  • Lanthanum, cobalt, cerium, niobium Batteries, phosphors for lighting, catalytic converters Congo, Brazil Bioaccumulators
  • Terbium, europium, yttrium Phosphors for energy efficient lighting China, US, India, Sri Lanka, Australia (te)
  • lithium batteries 50% from northern Chile Extracted from brine, Uses 2/3 of available freshwater, copper and aluminum are bigger impact

Perspectives to consider

  • Climate Change and Energy- Renewable energy is needed to provide long term energy supplies, and in the short term to slow the process of climate change.
  • The environmental impacts of resource extraction- The mining, refining, and disposal of the tailings. Though the total amount of these elements that are produced are comparatively small much ore must be mined and processed and often there are other toxic metals which are released in the process.
  • Security of resource supply- many of the supplies are concentrated in a few countries. Some elements are extremely rare.
  • Economic benefits- new technologies and make 21st century jobs and reinvigorate resource extraction industries by changing commodities
  • Social justice- In a global economy impacts and benefit may be far separated.
  • Lifecycle issues- Electronics produce enormous amounts of ewaste and difficulty with recycling, green technology may have same issues at the end of the useful life.
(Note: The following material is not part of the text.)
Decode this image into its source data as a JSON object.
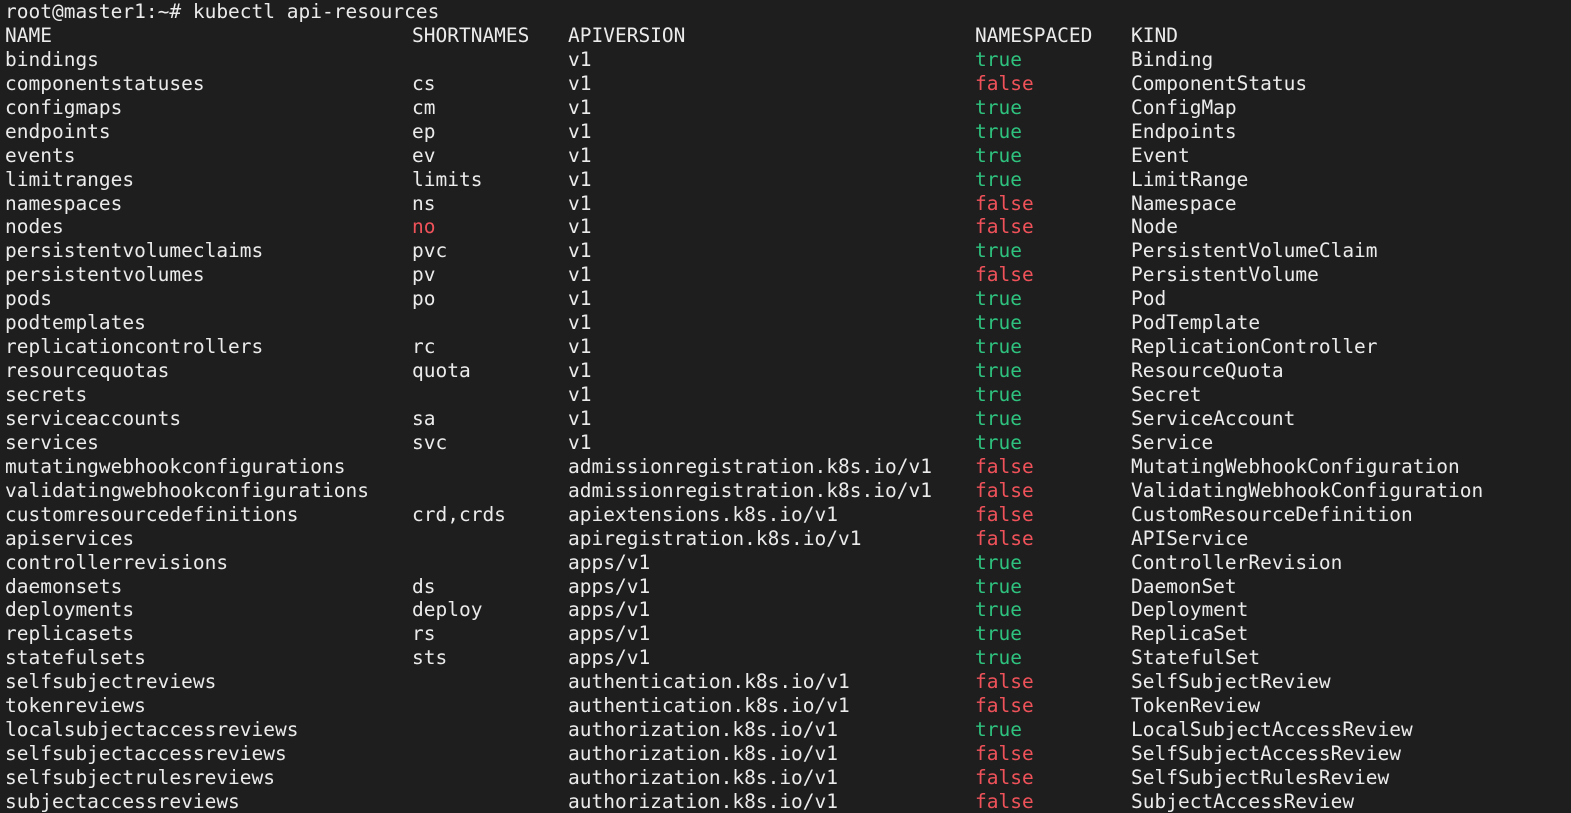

Teaching Notes and Tips

The forum should not be a debate. The goal is to understand different positions and then seek a common ground resolution. The Grey Side of Green Scenario is posed as a general, open ended problem. This could be done in a much more personalized manner using the following hypothetical scenario starter.

The principle investigator of the solar cell research research center Jan Soleul develops thin cell plastic solar cells. These devices have the potential of replacing silicon cells by being mass produced in roll printers much like printing plastic bags. Plastic solar cells are flexible and lightweight. They can be applied to windows or wall surfaces potentially turning an entire building into a solar panel. The cells do require a transparent conducting layer which collects charge from the organic layers beneath. Indium tin oxide or ITO is the most common conductor also used in touchscreen computers and phones. Soleul had applied for a special grant from the University energy innovation fund. She was rejected with the following statement from a reviewer. "While your research design is exemplary and your innovative device has promise to greatly decrease the cost of solar technology we are disappointed that you still rely on the standard ITO conductor material. As you know China has dominated the world supply for this element and has recently indicated its willingness to use mineral resources to apply leverage for political advantage. The extraction and refining of indium is also problematic. It is also unethical in our view to export our pollution to poor countries.

How should Soleul respond?

Assessment

Students use a rubric to compare solutions. Teachers look at the geoethical worksheet that each student prepares.

References and Resources

Resources for the Grey Side of Green forum:


Further Research